1500 m freestyle 16:01.02 2017 US Nationals Indianapolis, Indiana July 1, 2017
400 m Individual Medley 4:33.86 2017 US Nationals Indianapolis, Indiana June 29, 2017

ReferencesEdit

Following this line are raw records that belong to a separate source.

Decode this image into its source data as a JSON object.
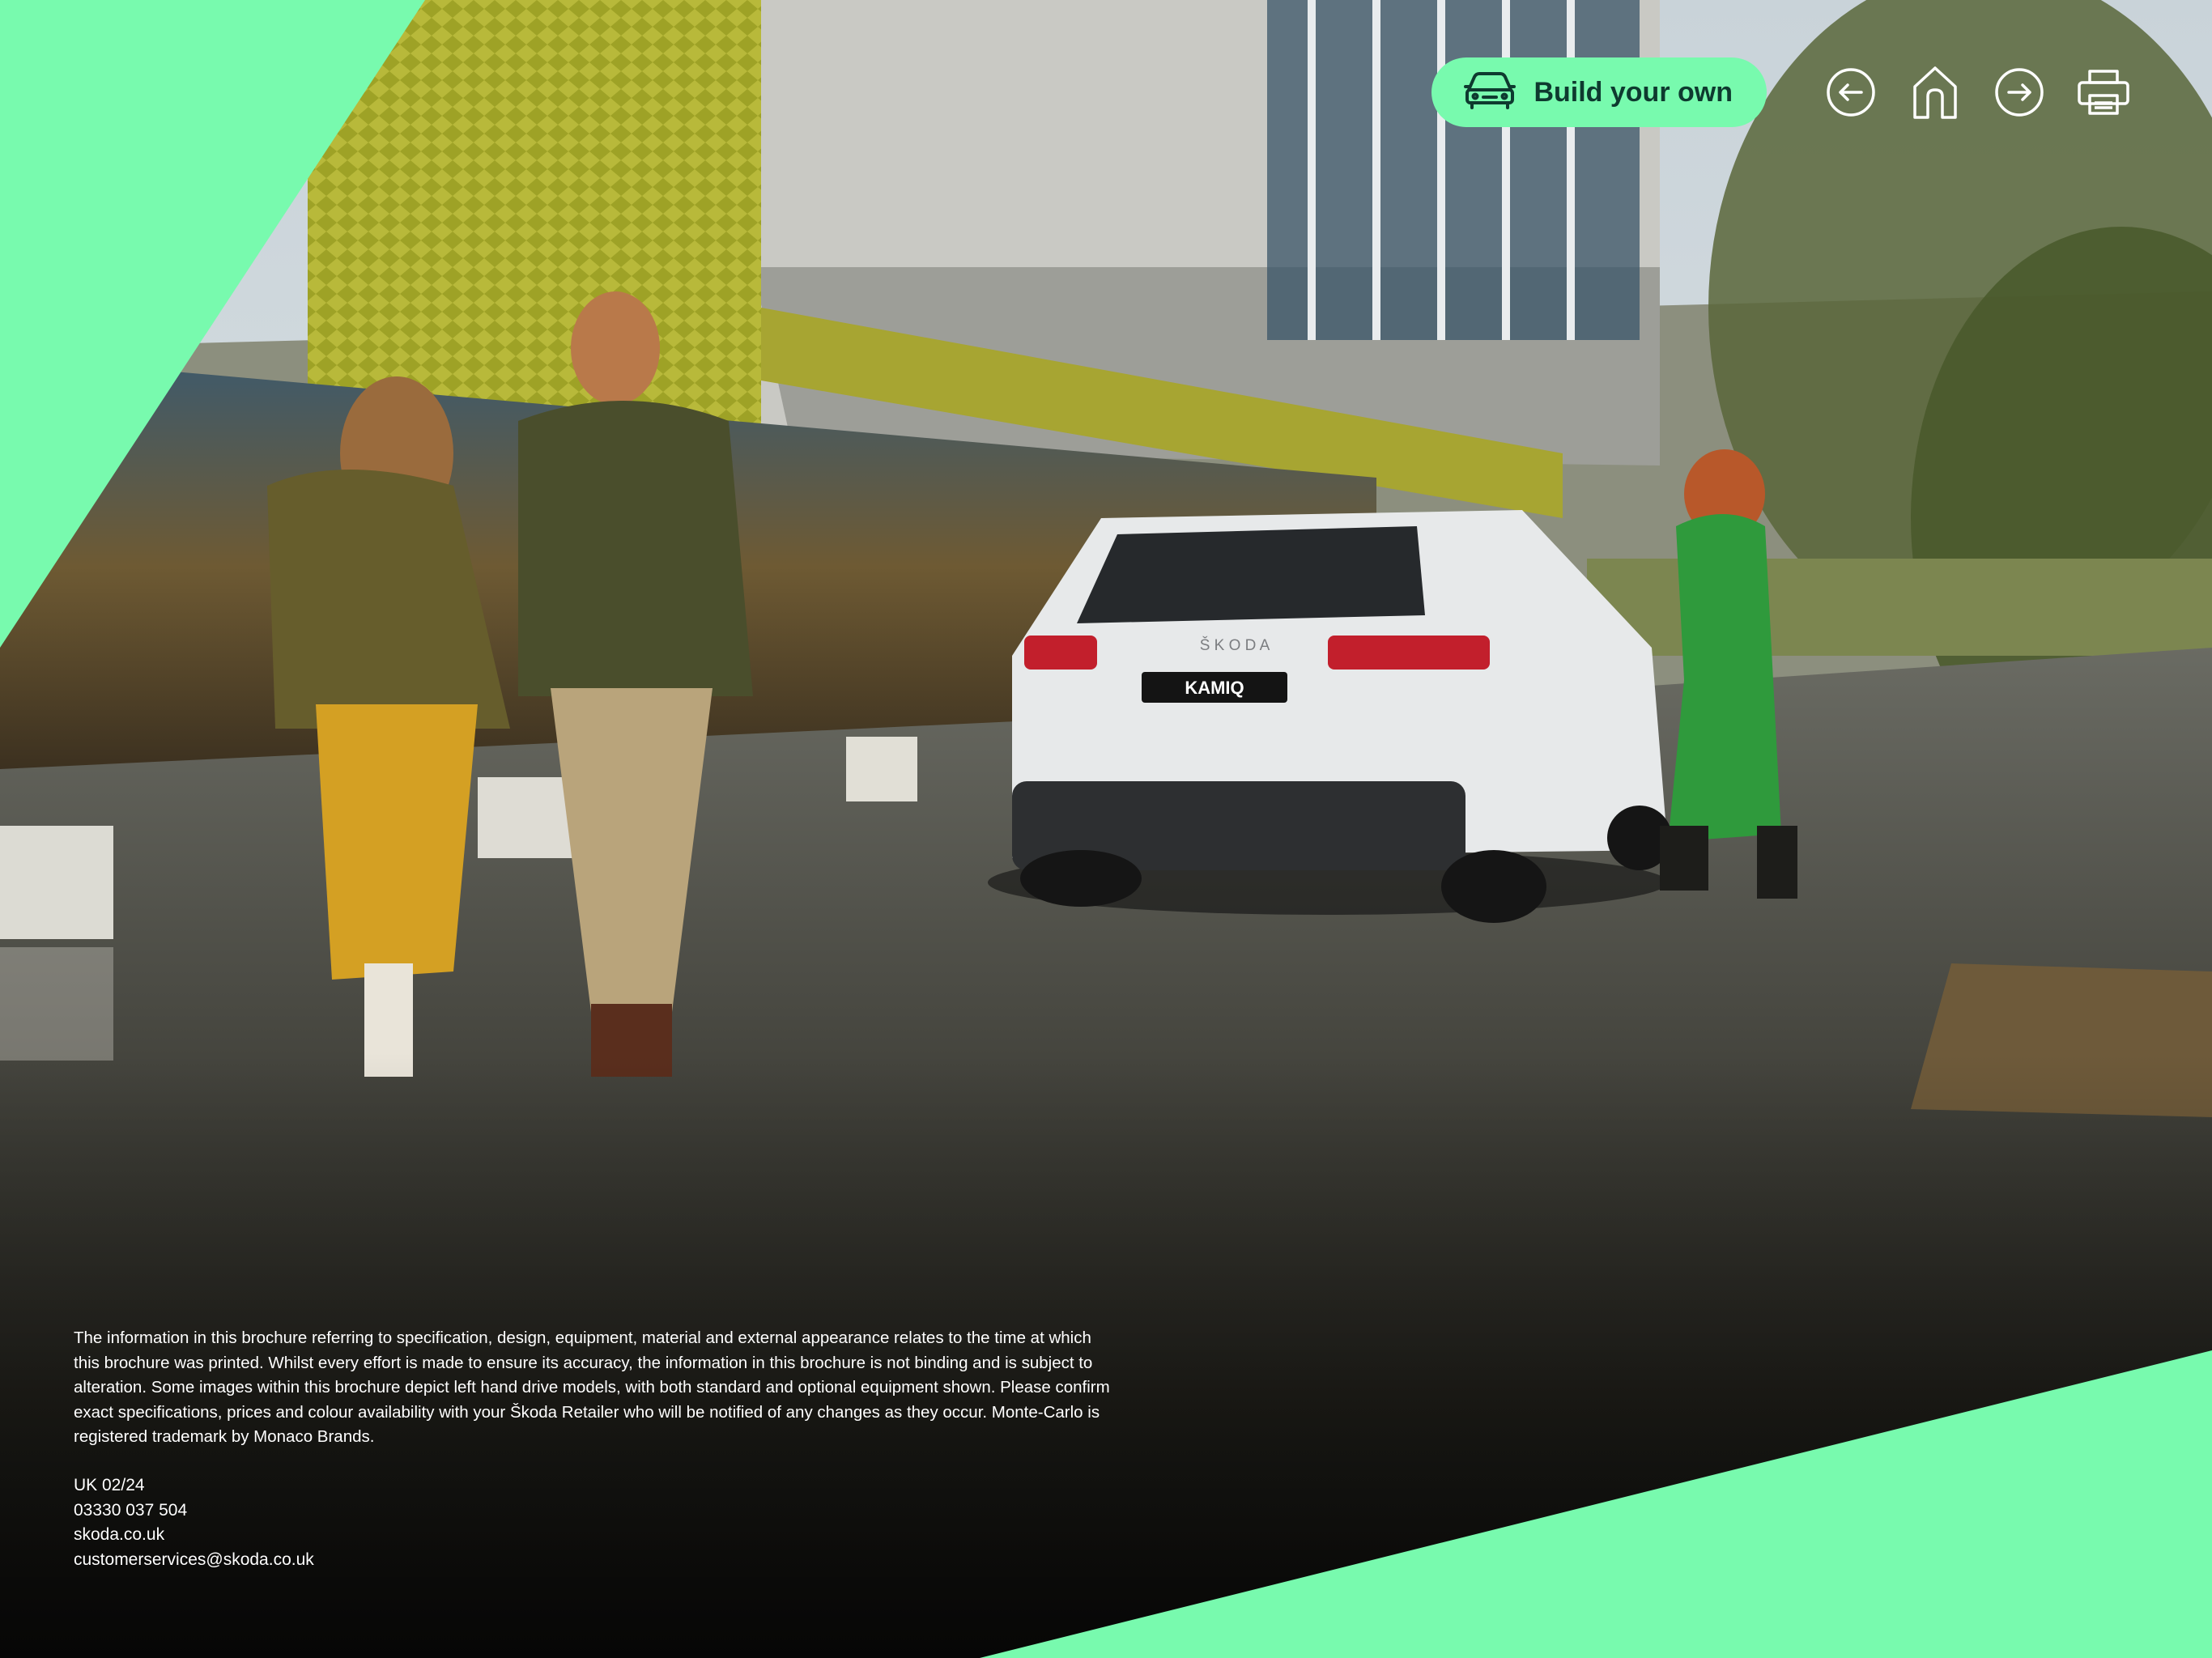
{
  "colors": {
    "brand_green": "#78faae",
    "button_text": "#0e3a2f",
    "icon_white": "#ffffff",
    "footer_text": "#ffffff"
  },
  "hero": {
    "vehicle_badge": "KAMIQ",
    "rear_lettering": "Š K O D A"
  },
  "toolbar": {
    "build_icon": "car-icon",
    "build_label": "Build your own",
    "back_icon": "arrow-left-circle-icon",
    "home_icon": "home-icon",
    "forward_icon": "arrow-right-circle-icon",
    "print_icon": "printer-icon"
  },
  "footer": {
    "disclaimer": "The information in this brochure referring to specification, design, equipment, material and external appearance relates to the time at which this brochure was printed. Whilst every effort is made to ensure its accuracy, the information in this brochure is not binding and is subject to alteration. Some images within this brochure depict left hand drive models, with both standard and optional equipment shown. Please confirm exact specifications, prices and colour availability with your Škoda Retailer who will be notified of any changes as they occur. Monte-Carlo is registered trademark by Monaco Brands.",
    "edition": "UK 02/24",
    "phone": "03330 037 504",
    "website": "skoda.co.uk",
    "email": "customerservices@skoda.co.uk"
  }
}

  1. ^ a b "Bio: Leah Smith". University of Virginia. Retrieved August 16, 2015.
  2. ^ "Leah Smith Bio". SwimSwam. Retrieved July 29, 2017.
  3. ^ "Class of 2017: Olympic Gold Medalist Smith Breaks Barriers in Women's Athletics". UVA Today. May 10, 2017. Retrieved November 6, 2017.
  4. ^ "National Team Bios: Leah Smith". USA Swimming. Retrieved August 16, 2015.
  5. ^ "2016 UVa Annual Awards Dinner".
  6. ^ "Meet Results: 2014 Pan Pacific Championships". Swimming Australia. Retrieved August 16, 2015.
  7. ^ "UVa swimmer wins two gold medals at World University Games". The Daily Progress. July 7, 2015. Retrieved August 16, 2015.
  8. ^ "List of American Medalists at the 2015 World Championships". USA Swimming. August 9, 2015. Archived from the original on August 22, 2015. Retrieved August 16, 2015.
  9. ^ Jim Rusnak. "First Pool Swimmers Added to 2016 Olympic Roster". USA Swimming.
  10. ^ "2016 US Olympic Team Roster" (PDF). USA Swimming.

External linksEdit